■ What this task involves
Pick out and copy every line below that has the word "Прямоугольник".
——
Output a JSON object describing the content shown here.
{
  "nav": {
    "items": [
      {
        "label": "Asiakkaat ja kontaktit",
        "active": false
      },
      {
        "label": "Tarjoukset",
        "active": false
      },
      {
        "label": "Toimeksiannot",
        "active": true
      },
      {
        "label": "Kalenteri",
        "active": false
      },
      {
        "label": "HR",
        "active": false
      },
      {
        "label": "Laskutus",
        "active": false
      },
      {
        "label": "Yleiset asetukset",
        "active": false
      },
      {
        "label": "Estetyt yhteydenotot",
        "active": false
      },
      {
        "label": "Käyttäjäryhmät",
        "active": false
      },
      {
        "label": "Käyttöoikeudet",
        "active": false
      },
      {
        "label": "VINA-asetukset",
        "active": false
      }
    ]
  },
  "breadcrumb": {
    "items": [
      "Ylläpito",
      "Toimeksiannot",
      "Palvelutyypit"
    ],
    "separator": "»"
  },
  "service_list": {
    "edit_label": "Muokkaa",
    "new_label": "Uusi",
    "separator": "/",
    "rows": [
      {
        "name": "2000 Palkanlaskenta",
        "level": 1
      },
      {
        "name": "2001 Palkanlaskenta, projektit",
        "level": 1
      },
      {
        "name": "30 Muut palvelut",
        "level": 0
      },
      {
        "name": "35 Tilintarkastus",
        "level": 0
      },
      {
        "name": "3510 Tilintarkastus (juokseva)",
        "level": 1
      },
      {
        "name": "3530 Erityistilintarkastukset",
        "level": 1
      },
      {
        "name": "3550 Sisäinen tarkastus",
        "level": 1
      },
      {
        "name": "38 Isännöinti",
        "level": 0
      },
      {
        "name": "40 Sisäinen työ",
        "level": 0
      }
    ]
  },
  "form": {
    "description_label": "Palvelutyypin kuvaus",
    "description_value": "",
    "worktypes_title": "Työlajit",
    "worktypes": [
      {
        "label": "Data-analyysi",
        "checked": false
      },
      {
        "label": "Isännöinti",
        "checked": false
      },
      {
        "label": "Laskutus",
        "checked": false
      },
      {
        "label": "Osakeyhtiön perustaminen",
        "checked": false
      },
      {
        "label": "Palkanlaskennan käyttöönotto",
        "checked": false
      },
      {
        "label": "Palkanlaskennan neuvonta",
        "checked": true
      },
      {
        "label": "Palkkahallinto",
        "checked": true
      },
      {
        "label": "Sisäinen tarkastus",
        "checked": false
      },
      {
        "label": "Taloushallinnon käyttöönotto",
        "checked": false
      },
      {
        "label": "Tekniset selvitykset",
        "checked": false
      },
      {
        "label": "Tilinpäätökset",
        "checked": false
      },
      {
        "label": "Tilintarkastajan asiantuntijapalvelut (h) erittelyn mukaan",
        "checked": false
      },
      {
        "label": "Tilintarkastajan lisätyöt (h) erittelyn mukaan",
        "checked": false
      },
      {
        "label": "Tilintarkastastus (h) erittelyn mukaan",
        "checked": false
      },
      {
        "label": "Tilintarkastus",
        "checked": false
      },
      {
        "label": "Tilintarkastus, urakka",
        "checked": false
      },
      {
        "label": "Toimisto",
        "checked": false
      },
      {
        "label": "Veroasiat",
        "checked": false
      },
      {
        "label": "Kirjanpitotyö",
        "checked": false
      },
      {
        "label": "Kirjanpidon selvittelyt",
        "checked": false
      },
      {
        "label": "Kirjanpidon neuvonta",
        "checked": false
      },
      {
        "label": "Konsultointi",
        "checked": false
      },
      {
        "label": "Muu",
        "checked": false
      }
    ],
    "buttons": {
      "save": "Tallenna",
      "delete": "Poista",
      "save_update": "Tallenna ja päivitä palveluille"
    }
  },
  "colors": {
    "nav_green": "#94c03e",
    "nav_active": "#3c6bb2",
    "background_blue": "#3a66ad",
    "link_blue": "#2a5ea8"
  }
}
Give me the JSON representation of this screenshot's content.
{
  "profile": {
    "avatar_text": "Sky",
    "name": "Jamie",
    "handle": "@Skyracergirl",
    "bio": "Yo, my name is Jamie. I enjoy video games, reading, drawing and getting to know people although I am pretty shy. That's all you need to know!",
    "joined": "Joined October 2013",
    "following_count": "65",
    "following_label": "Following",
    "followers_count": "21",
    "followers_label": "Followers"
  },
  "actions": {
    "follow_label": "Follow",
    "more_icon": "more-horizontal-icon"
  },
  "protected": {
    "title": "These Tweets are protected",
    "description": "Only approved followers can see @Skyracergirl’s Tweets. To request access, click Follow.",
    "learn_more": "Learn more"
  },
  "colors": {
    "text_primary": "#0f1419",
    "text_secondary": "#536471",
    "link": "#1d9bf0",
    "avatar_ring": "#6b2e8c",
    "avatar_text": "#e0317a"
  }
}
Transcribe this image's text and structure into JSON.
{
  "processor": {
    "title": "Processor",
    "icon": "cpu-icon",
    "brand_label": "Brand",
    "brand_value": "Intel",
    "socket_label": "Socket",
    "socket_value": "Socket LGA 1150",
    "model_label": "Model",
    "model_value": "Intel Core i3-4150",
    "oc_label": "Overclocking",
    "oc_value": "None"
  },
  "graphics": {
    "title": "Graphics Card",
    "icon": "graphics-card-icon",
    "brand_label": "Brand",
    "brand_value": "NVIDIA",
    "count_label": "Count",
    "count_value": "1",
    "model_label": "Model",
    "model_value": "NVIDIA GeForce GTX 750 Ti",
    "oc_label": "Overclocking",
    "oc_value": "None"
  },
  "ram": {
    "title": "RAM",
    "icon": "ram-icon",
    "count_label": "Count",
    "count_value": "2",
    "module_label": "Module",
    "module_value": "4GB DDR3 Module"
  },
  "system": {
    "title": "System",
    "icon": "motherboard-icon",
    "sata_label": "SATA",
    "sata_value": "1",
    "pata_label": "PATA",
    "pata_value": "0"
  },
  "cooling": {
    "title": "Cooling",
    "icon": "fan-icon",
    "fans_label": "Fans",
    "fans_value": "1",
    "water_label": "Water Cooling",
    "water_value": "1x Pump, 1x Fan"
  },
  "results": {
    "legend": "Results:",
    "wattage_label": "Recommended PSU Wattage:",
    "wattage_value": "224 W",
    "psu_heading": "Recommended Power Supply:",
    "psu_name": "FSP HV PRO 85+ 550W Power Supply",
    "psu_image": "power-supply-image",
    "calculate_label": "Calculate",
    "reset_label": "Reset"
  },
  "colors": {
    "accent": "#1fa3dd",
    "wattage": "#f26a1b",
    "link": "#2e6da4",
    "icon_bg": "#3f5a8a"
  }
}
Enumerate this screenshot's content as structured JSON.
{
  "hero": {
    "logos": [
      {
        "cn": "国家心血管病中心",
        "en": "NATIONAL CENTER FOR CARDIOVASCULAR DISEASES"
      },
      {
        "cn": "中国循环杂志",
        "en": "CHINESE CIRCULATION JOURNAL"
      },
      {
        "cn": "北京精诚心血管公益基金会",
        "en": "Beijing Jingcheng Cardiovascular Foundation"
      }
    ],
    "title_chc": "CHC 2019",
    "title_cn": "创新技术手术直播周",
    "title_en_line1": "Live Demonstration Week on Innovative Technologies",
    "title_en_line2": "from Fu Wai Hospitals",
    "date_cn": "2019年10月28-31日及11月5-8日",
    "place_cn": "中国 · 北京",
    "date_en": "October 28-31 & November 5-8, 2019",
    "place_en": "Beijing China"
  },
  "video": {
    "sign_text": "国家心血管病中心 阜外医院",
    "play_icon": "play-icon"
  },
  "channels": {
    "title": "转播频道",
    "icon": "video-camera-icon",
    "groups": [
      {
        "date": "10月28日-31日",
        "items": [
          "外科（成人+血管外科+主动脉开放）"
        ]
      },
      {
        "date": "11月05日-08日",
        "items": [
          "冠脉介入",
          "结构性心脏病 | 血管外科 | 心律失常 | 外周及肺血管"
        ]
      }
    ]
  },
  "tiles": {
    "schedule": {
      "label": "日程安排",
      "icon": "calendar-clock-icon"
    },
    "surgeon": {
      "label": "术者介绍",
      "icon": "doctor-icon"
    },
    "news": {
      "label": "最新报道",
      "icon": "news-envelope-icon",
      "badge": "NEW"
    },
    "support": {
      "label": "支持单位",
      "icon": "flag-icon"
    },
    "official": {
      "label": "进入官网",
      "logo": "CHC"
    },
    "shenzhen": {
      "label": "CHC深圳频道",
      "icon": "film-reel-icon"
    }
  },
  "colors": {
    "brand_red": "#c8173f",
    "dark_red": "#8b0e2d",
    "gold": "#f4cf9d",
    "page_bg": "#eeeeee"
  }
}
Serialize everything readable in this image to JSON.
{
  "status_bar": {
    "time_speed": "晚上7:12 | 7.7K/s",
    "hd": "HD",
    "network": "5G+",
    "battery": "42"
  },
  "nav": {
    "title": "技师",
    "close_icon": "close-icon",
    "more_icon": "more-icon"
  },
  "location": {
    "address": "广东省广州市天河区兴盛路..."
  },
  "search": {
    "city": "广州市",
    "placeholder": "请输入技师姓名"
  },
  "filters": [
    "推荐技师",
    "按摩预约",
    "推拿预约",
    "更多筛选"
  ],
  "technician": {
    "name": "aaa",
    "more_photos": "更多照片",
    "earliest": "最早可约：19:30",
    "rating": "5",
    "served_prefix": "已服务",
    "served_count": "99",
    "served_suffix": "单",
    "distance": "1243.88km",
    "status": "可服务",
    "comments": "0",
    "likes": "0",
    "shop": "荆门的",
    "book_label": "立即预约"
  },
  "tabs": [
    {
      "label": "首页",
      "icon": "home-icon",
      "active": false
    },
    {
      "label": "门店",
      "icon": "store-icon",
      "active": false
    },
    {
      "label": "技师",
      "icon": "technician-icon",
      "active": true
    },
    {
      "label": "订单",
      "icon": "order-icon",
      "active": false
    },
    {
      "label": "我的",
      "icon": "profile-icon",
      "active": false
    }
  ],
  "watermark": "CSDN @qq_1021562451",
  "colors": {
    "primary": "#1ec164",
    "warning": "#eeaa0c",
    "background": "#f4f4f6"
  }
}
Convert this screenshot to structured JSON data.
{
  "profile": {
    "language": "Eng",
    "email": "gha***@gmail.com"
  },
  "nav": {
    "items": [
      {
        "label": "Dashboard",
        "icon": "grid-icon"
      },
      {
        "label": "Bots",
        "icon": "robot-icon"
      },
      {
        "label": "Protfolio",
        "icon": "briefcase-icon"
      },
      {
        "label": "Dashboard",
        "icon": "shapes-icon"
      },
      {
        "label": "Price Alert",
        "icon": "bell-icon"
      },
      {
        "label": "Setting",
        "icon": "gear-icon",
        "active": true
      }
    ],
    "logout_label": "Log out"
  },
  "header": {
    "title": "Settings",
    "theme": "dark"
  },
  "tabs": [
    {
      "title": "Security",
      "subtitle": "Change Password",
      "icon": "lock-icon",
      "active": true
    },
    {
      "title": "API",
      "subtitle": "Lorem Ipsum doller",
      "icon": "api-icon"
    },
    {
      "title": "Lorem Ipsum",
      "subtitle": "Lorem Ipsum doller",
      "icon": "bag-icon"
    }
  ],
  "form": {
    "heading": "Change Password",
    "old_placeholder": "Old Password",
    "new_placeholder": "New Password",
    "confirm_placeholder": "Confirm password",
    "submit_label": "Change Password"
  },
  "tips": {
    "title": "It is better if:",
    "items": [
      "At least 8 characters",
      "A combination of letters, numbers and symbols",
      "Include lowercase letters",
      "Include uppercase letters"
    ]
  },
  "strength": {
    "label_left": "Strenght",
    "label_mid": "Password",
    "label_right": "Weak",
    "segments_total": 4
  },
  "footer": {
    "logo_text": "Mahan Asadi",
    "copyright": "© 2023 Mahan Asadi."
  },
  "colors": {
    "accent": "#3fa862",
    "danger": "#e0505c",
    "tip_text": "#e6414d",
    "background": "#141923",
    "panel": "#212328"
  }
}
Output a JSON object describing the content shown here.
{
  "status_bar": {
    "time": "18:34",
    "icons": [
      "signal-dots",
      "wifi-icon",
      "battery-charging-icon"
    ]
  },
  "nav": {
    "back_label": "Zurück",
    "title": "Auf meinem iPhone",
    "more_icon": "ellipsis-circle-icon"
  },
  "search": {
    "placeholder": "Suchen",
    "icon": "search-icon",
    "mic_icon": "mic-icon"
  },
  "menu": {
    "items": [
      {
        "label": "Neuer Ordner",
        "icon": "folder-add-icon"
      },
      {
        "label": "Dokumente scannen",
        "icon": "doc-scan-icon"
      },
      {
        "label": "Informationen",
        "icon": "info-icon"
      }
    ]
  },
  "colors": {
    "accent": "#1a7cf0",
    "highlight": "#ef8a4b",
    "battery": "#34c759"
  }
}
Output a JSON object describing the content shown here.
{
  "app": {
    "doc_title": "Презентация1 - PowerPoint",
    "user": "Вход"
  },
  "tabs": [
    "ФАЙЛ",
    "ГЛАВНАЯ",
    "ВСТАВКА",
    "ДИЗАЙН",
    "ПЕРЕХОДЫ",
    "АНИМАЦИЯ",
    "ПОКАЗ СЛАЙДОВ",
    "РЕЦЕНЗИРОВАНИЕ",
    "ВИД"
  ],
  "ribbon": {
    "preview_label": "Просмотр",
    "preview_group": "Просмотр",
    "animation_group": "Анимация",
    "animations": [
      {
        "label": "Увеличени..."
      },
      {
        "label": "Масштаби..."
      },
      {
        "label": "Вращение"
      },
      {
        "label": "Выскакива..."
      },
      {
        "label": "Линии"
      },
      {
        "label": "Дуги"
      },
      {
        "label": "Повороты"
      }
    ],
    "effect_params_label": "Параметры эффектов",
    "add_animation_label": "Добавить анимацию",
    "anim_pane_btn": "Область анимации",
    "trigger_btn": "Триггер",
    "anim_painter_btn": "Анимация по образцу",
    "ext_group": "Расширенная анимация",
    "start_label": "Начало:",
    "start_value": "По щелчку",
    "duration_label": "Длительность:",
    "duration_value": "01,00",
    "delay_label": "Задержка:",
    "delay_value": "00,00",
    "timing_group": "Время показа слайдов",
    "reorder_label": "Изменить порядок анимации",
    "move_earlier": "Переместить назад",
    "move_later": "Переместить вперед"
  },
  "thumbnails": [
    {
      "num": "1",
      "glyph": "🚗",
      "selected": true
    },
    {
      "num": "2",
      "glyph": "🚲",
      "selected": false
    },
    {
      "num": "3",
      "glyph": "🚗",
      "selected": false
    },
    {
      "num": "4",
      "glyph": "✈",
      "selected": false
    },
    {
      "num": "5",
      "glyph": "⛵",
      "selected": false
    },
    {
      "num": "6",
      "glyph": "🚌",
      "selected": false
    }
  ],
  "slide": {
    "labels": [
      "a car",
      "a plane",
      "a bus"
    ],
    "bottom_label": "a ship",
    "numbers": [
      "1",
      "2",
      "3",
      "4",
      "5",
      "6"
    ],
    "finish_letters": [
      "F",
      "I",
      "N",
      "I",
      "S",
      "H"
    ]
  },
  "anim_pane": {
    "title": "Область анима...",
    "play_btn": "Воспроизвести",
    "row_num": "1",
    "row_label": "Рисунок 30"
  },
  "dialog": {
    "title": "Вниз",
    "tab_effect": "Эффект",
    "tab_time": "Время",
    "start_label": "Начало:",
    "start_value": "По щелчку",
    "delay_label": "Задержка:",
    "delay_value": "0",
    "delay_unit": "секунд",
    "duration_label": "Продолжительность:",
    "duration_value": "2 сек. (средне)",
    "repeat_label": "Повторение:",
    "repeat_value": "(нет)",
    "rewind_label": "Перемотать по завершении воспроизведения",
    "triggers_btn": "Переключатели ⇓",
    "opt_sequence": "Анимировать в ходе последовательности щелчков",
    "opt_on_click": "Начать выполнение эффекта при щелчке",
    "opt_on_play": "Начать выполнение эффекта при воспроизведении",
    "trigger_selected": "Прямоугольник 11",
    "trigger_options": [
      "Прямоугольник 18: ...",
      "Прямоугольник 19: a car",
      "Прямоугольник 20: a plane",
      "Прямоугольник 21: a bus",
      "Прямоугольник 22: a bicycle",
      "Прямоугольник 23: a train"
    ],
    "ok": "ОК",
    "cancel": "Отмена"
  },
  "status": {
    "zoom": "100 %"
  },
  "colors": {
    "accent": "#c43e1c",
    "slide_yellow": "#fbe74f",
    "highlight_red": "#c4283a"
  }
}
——
■ Result of this exercise
    "trigger_selected": "Прямоугольник 11",
      "Прямоугольник 18: ...",
      "Прямоугольник 19: a car",
      "Прямоугольник 20: a plane",
      "Прямоугольник 21: a bus",
      "Прямоугольник 22: a bicycle",
      "Прямоугольник 23: a train"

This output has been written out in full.